As its name suggests, the Accessibility for Ontarians with Disabilities Act (AODA) is a recognized law that establishes a developing process and implementing accessibility standards. There are three major stakeholders involved -


  • Person with disabilities
  • Industry representatives
  • Government


All three work in tandem to develop accessibility standards. The government is accountable for developing accessibility criteria that organizations must meet under the AODA. Applying and practicing these standards will enable us to collaborate in making Ontario more accessible and inclusive by 2025. Though AODA is not limited to accessibility in public spaces, it advices the accessibility solutions provider to ensure the code-compliancy in public or commercial spaces. The law is diverse and covers accessibility standards for -


  • Customer service
  • Information and communications
  • Transportation
  • Employment


In this blog, we are particularly focusing on understanding the accessibility standards for public spaces. So, let's get it on!


Design of Public Spaces Standard


The AODA's Design of Public Spaces Standard states that newly created or refurbished public places must be accessible to people with visual disabilities. In simpler words, the Design of Public Spaces Standard informs about the solutions to make public spaces more safe and accessible, which includes-
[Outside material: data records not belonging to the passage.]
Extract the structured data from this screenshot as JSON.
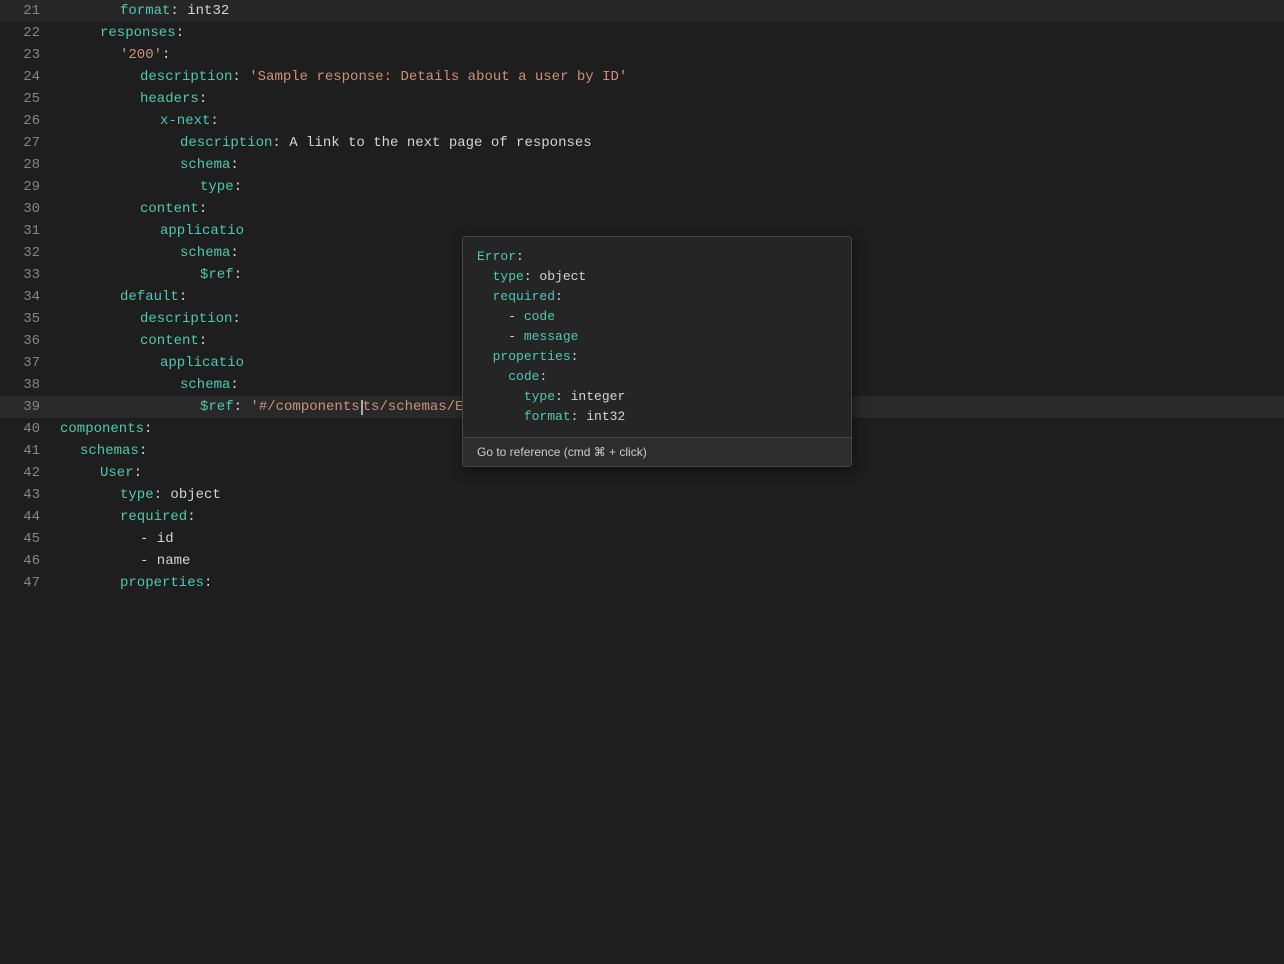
{
  "editor": {
    "lines": [
      {
        "num": "21",
        "indent": 3,
        "content": [
          {
            "type": "key",
            "text": "format"
          },
          {
            "type": "plain",
            "text": ": "
          },
          {
            "type": "plain",
            "text": "int32"
          }
        ]
      },
      {
        "num": "22",
        "indent": 2,
        "content": [
          {
            "type": "key",
            "text": "responses"
          },
          {
            "type": "plain",
            "text": ":"
          }
        ]
      },
      {
        "num": "23",
        "indent": 3,
        "content": [
          {
            "type": "string",
            "text": "'200'"
          },
          {
            "type": "plain",
            "text": ":"
          }
        ]
      },
      {
        "num": "24",
        "indent": 4,
        "content": [
          {
            "type": "key",
            "text": "description"
          },
          {
            "type": "plain",
            "text": ": "
          },
          {
            "type": "string",
            "text": "'Sample response: Details about a user by ID'"
          }
        ]
      },
      {
        "num": "25",
        "indent": 4,
        "content": [
          {
            "type": "key",
            "text": "headers"
          },
          {
            "type": "plain",
            "text": ":"
          }
        ]
      },
      {
        "num": "26",
        "indent": 5,
        "content": [
          {
            "type": "key",
            "text": "x-next"
          },
          {
            "type": "plain",
            "text": ":"
          }
        ]
      },
      {
        "num": "27",
        "indent": 6,
        "content": [
          {
            "type": "key",
            "text": "description"
          },
          {
            "type": "plain",
            "text": ": A link to the next page of responses"
          }
        ]
      },
      {
        "num": "28",
        "indent": 6,
        "content": [
          {
            "type": "key",
            "text": "schema"
          },
          {
            "type": "plain",
            "text": ":"
          }
        ]
      },
      {
        "num": "29",
        "indent": 7,
        "content": [
          {
            "type": "key",
            "text": "type"
          },
          {
            "type": "plain",
            "text": ":"
          }
        ]
      },
      {
        "num": "30",
        "indent": 4,
        "content": [
          {
            "type": "key",
            "text": "content"
          },
          {
            "type": "plain",
            "text": ":"
          }
        ]
      },
      {
        "num": "31",
        "indent": 5,
        "content": [
          {
            "type": "key",
            "text": "applicatio"
          },
          {
            "type": "plain",
            "text": ""
          }
        ]
      },
      {
        "num": "32",
        "indent": 6,
        "content": [
          {
            "type": "key",
            "text": "schema"
          },
          {
            "type": "plain",
            "text": ":"
          }
        ]
      },
      {
        "num": "33",
        "indent": 7,
        "content": [
          {
            "type": "key",
            "text": "$ref"
          },
          {
            "type": "plain",
            "text": ":"
          }
        ]
      },
      {
        "num": "34",
        "indent": 3,
        "content": [
          {
            "type": "key",
            "text": "default"
          },
          {
            "type": "plain",
            "text": ":"
          }
        ]
      },
      {
        "num": "35",
        "indent": 4,
        "content": [
          {
            "type": "key",
            "text": "description"
          },
          {
            "type": "plain",
            "text": ":"
          }
        ]
      },
      {
        "num": "36",
        "indent": 4,
        "content": [
          {
            "type": "key",
            "text": "content"
          },
          {
            "type": "plain",
            "text": ":"
          }
        ]
      },
      {
        "num": "37",
        "indent": 5,
        "content": [
          {
            "type": "key",
            "text": "applicatio"
          },
          {
            "type": "plain",
            "text": ""
          }
        ]
      },
      {
        "num": "38",
        "indent": 6,
        "content": [
          {
            "type": "key",
            "text": "schema"
          },
          {
            "type": "plain",
            "text": ":"
          }
        ]
      },
      {
        "num": "39",
        "indent": 7,
        "content": [
          {
            "type": "key",
            "text": "$ref"
          },
          {
            "type": "plain",
            "text": ": "
          },
          {
            "type": "string",
            "text": "'#/components/schemas/Error'"
          }
        ],
        "highlight": true
      },
      {
        "num": "40",
        "indent": 0,
        "content": [
          {
            "type": "key",
            "text": "components"
          },
          {
            "type": "plain",
            "text": ":"
          }
        ]
      },
      {
        "num": "41",
        "indent": 1,
        "content": [
          {
            "type": "key",
            "text": "schemas"
          },
          {
            "type": "plain",
            "text": ":"
          }
        ]
      },
      {
        "num": "42",
        "indent": 2,
        "content": [
          {
            "type": "key",
            "text": "User"
          },
          {
            "type": "plain",
            "text": ":"
          }
        ]
      },
      {
        "num": "43",
        "indent": 3,
        "content": [
          {
            "type": "key",
            "text": "type"
          },
          {
            "type": "plain",
            "text": ": "
          },
          {
            "type": "plain",
            "text": "object"
          }
        ]
      },
      {
        "num": "44",
        "indent": 3,
        "content": [
          {
            "type": "key",
            "text": "required"
          },
          {
            "type": "plain",
            "text": ":"
          }
        ]
      },
      {
        "num": "45",
        "indent": 4,
        "content": [
          {
            "type": "plain",
            "text": "- "
          },
          {
            "type": "plain",
            "text": "id"
          }
        ]
      },
      {
        "num": "46",
        "indent": 4,
        "content": [
          {
            "type": "plain",
            "text": "- "
          },
          {
            "type": "plain",
            "text": "name"
          }
        ]
      },
      {
        "num": "47",
        "indent": 3,
        "content": [
          {
            "type": "key",
            "text": "properties"
          },
          {
            "type": "plain",
            "text": ":"
          }
        ]
      }
    ],
    "tooltip": {
      "code_lines": [
        {
          "indent": 0,
          "content": [
            {
              "type": "key",
              "text": "Error"
            },
            {
              "type": "plain",
              "text": ":"
            }
          ]
        },
        {
          "indent": 1,
          "content": [
            {
              "type": "key",
              "text": "type"
            },
            {
              "type": "plain",
              "text": ": object"
            }
          ]
        },
        {
          "indent": 1,
          "content": [
            {
              "type": "key",
              "text": "required"
            },
            {
              "type": "plain",
              "text": ":"
            }
          ]
        },
        {
          "indent": 2,
          "content": [
            {
              "type": "plain",
              "text": "- "
            },
            {
              "type": "key",
              "text": "code"
            }
          ]
        },
        {
          "indent": 2,
          "content": [
            {
              "type": "plain",
              "text": "- "
            },
            {
              "type": "key",
              "text": "message"
            }
          ]
        },
        {
          "indent": 1,
          "content": [
            {
              "type": "key",
              "text": "properties"
            },
            {
              "type": "plain",
              "text": ":"
            }
          ]
        },
        {
          "indent": 2,
          "content": [
            {
              "type": "key",
              "text": "code"
            },
            {
              "type": "plain",
              "text": ":"
            }
          ]
        },
        {
          "indent": 3,
          "content": [
            {
              "type": "key",
              "text": "type"
            },
            {
              "type": "plain",
              "text": ": integer"
            }
          ]
        },
        {
          "indent": 3,
          "content": [
            {
              "type": "key",
              "text": "format"
            },
            {
              "type": "plain",
              "text": ": int32"
            }
          ]
        }
      ],
      "action": "Go to reference (cmd ⌘ + click)"
    }
  }
}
  • Recreational trails and beach access routes
  • Apartments & residential buildings
  • Outdoor public eating areas like rest stops or picnic areas
  • Outdoor play spaces, like playgrounds in provincial parks and local communities
  • Shopping malls
  • Accessible parking (on and off the street)
  • Outdoor paths of travel, like sidewalks, ramps, stairs, curb ramps, rest areas and accessible pedestrian signals


Ontario Building Code, which states the regulations for the constructed building in Ontario, covers the accessibility rules for indoor spaces. But in contrast to the Ontario Building Code, the Design of Public Spaces Standard incorporates the regulations for service-related spaces like servicing counters, queuing lines, waiting spaces with permanent seating and maintenance & restoration of public spaces.


Note - Why are we even discussing the ins and outs of the AODA Act? Answer - simply because it sheds light on the fact that some specific laws and guidelines make public spaces more accessible and safer. Discussing the AODA act also justifies the title of the blog! Since AODA is an established and recognized law, thus its guidelines must be followed, eventually making the tactile warning surfaces mandatory for all public spaces.


The Design of Public Spaces Standard is Applied to?


The standard is applicable to all latest spaces and buildings, and it also applies to existing spaces that are undergoing extensive modifications. Existing places that do not require extensive reconstruction, on the other hand, are exempt.


Furthermore, all of these types of space must be accessible to the public sector and private sector organizations with fifty or more employees. Private organizations with less than fifty employees, on the other hand, are merely needed to follow the accessibility rules:


  • Trails for recreation and beach access
  • Accessible parking
  • Service counters, fixed queuing lines, and waiting spaces
  • Maintenance and restoration of public spaces


Is The Design of Public Spaces Standard Even Required?


Public spaces are around us. We witness the public space the second we walk out of our homes to go somewhere, whether down the street to chit-chat with a neighbour, to the beach for a fun day with friends, to the grocery shop, parking lot, or the children’s playground. The Design of Public Spaces Standard takes us nearer to an area where all of these excursions are possible for everyone.